The Emperor sees it all and regrets it all, but he is in the grasp of his own despotism. Upright men are independent men, and he is still compelled to retain the " absolute power" which, as he says in his Life, "always ends by becoming dangerous to its possessor," which made the natural death of a Roman Caesar seem an unique and unaccountable event. A gulf separates him from the Legitimists, which he wastes time in striving to bridge over. If he summons men like Thiers he must grant ministerial responsibility, if he beckons to the Republicans he must grant liberty at least to all opinions. He cannot do it with his dynasty still unrooted, and as the alternative he apologizes philosophically. "These uglinesses you see around me, gentlemen, are natural products, khelk Allah, as the Arabs say, creatures of God like us all, not to be reverenced perhaps, but still products of His Providence. It is a time of transi- tion. In a time of storm and agitation nasty things are born, but that is the fault of the waves for getting so turbid, not mine, who only make the monsters drag my raft. It has always been so, and always will be. Julius had to buy Clodius despite the Bona Dea scandal, and I must shut my eyes to the doings of —. When my work is solidified and my dynasty seated, and the good have rallied to me as the inevitable outcome of the age, the man who is to point to the nations their path, I will select better men, use Agrippa in- .stead of Clodius, Mecenas—atavis editus regibus, " child of the cru- sades" in fact—instead of my freedmen.
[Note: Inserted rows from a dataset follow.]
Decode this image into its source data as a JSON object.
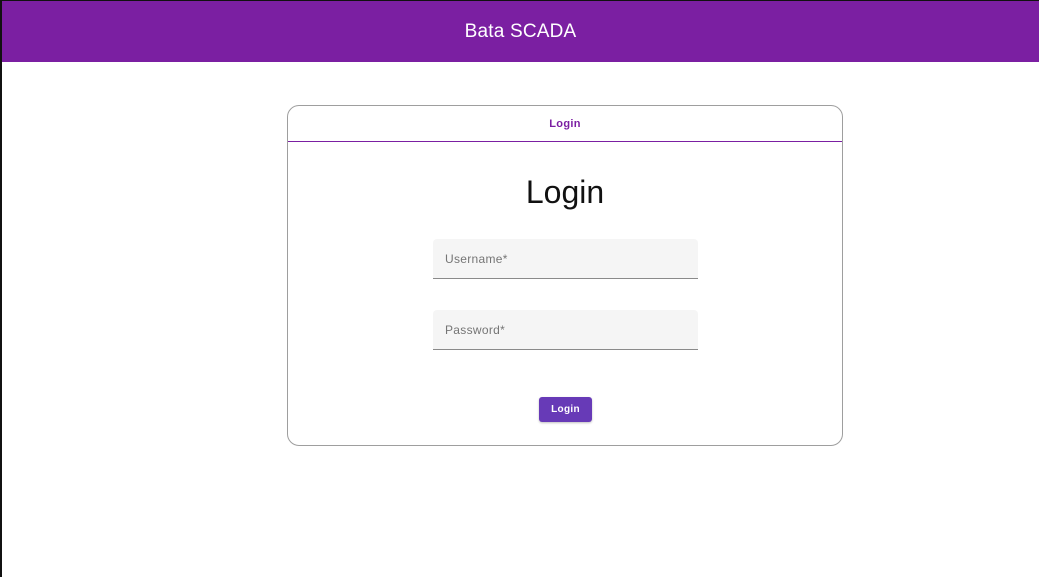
{
  "app_bar": {
    "title": "Bata SCADA",
    "color": "#7b1fa2"
  },
  "login_card": {
    "tab_label": "Login",
    "heading": "Login",
    "username": {
      "value": "",
      "placeholder": "Username*"
    },
    "password": {
      "value": "",
      "placeholder": "Password*"
    },
    "submit_label": "Login",
    "button_color": "#673ab7"
  }
}
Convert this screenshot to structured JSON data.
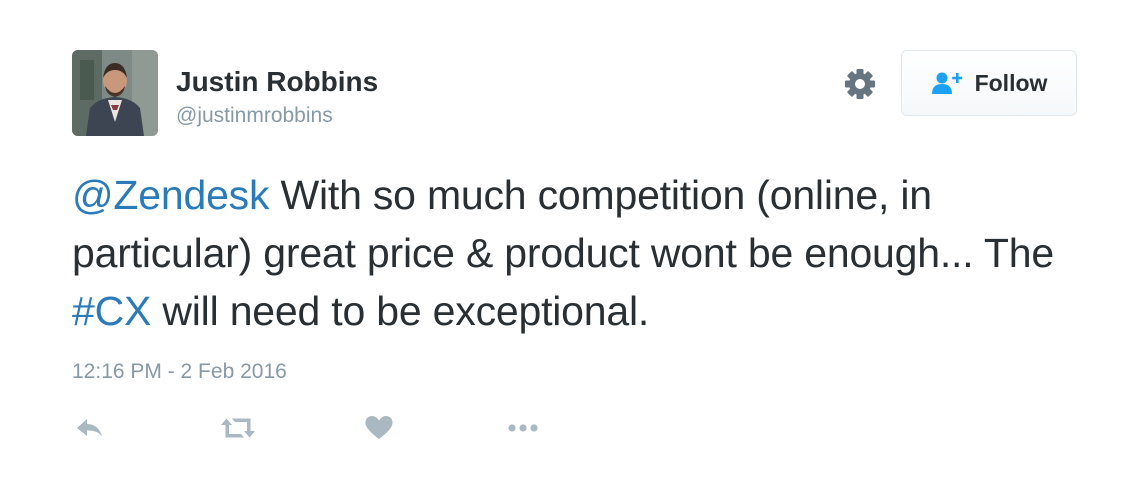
{
  "user": {
    "display_name": "Justin Robbins",
    "handle": "@justinmrobbins"
  },
  "follow_button": {
    "label": "Follow"
  },
  "tweet": {
    "mention": "@Zendesk",
    "text_1": " With so much competition (online, in particular) great price & product wont be enough... The ",
    "hashtag": "#CX",
    "text_2": " will need to be exceptional.",
    "timestamp": "12:16 PM - 2 Feb 2016"
  },
  "actions": [
    "reply-icon",
    "retweet-icon",
    "like-icon",
    "more-icon"
  ],
  "icons": {
    "settings": "gear-icon",
    "follow": "follow-user-icon"
  },
  "colors": {
    "link": "#2b7bb9",
    "text": "#292f33",
    "muted": "#8899a6",
    "action_icons": "#aab8c2",
    "follow_icon": "#1da1f2"
  }
}
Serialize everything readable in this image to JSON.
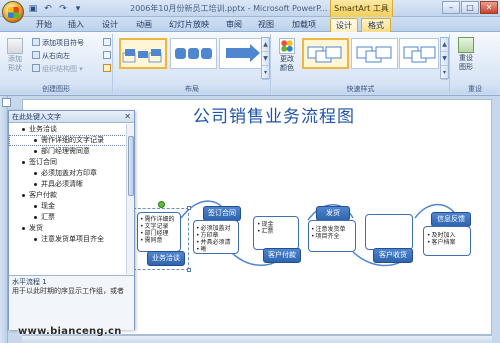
{
  "window": {
    "title": "2006年10月份新员工培训.pptx - Microsoft PowerP...",
    "context_label": "SmartArt 工具"
  },
  "qat": [
    "save-icon",
    "undo-icon",
    "redo-icon",
    "dropdown-icon"
  ],
  "tabs": [
    {
      "label": "开始"
    },
    {
      "label": "插入"
    },
    {
      "label": "设计"
    },
    {
      "label": "动画"
    },
    {
      "label": "幻灯片放映"
    },
    {
      "label": "审阅"
    },
    {
      "label": "视图"
    },
    {
      "label": "加载项"
    },
    {
      "label": "设计"
    },
    {
      "label": "格式"
    }
  ],
  "ribbon": {
    "create_graphic": {
      "label": "创建图形",
      "add_shape": "添加\n形状",
      "add_bullet": "添加项目符号",
      "right_to_left": "从右向左",
      "organization_chart": "组织结构图"
    },
    "layouts": {
      "label": "布局"
    },
    "smartart_styles": {
      "label": "快速样式",
      "change_colors": "更改\n颜色"
    },
    "reset": {
      "label": "重设",
      "reset_graphic": "重设\n图形"
    }
  },
  "slide": {
    "title": "公司销售业务流程图"
  },
  "text_pane": {
    "title": "在此处键入文字",
    "items": [
      {
        "level": 1,
        "text": "业务洽谈"
      },
      {
        "level": 2,
        "text": "需作详细的文字记录",
        "selected": true
      },
      {
        "level": 2,
        "text": "部门经理需同意"
      },
      {
        "level": 1,
        "text": "签订合同"
      },
      {
        "level": 2,
        "text": "必须加盖对方印章"
      },
      {
        "level": 2,
        "text": "并具必须清晰"
      },
      {
        "level": 1,
        "text": "客户付款"
      },
      {
        "level": 2,
        "text": "现金"
      },
      {
        "level": 2,
        "text": "汇票"
      },
      {
        "level": 1,
        "text": "发货"
      },
      {
        "level": 2,
        "text": "注意发货单项目齐全"
      }
    ],
    "desc_title": "水平流程 1",
    "desc_text": "用于以此时期的序显示工作组，或者"
  },
  "diagram": {
    "steps": [
      {
        "head": "业务洽谈",
        "lines": [
          "需作详细的",
          "文字记录",
          "部门经理",
          "需同意"
        ]
      },
      {
        "head": "签订合同",
        "lines": [
          "必须加盖对",
          "方印章",
          "并具必须清",
          "晰"
        ]
      },
      {
        "head": "客户付款",
        "lines": [
          "现金",
          "汇票"
        ]
      },
      {
        "head": "发货",
        "lines": [
          "注意发货单",
          "项目齐全"
        ]
      },
      {
        "head": "客户收货",
        "lines": []
      },
      {
        "head": "信息反馈",
        "lines": [
          "及时加入",
          "客户档案"
        ]
      }
    ]
  },
  "watermark": "www.bianceng.cn"
}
The promise is a plausible one, almost as plausible as that coronation of the edifice not yet built, but when is it to come ? It came in Rome thus tar, that the Caesars found instruments who dared not plunder, but it did not come till society had become so demoralized that Tiberius was possible and Caligula not unnatural, till Rome was a cesspool and the vigour of Roman life supported only by the valour which France, like Rome, will part with last of all.

The apology may be pondered with advantage in England, for one of our dangers is " concussion " of a very peculiar sort. English Ministers do not make time bargains, or English chiefs of departments speculate in the shares a word from them can raise to premium, or English clerks buy houses near which grand boulevards have been planned to pass, but the House of Commons is absolute, and the parasites who convert power into wealth are closing in on the popular sovereign. There is too much directorship in the House of Commons, too many directors elected, too many members who " give their names," too much anxiety about private °bills, too much tendency to importune the State for pecuniary advantages. A Minister has now to count not only the number of opinions against him but the number of railways, not only representatives but directors, not only cities but the chair- men who can annoy or enrich those cities' influential citizens. We had to turn out the placemen once, are we to turn out the men of companies and contracts also ? The country will do it if necessary, for fortunately very few even of a limited constituency can profit by "transactions," but we trust to see the necessity avoided. Meanwhile electors will do well to read the Emperor's judgment on his clientele, and reject steadily candidates who come before them upon the strength of their connection with railways, companies, and all matters in which the vote of Parliament can influence dividends. Too many Galway contracts may yet make the people distrust their representatives.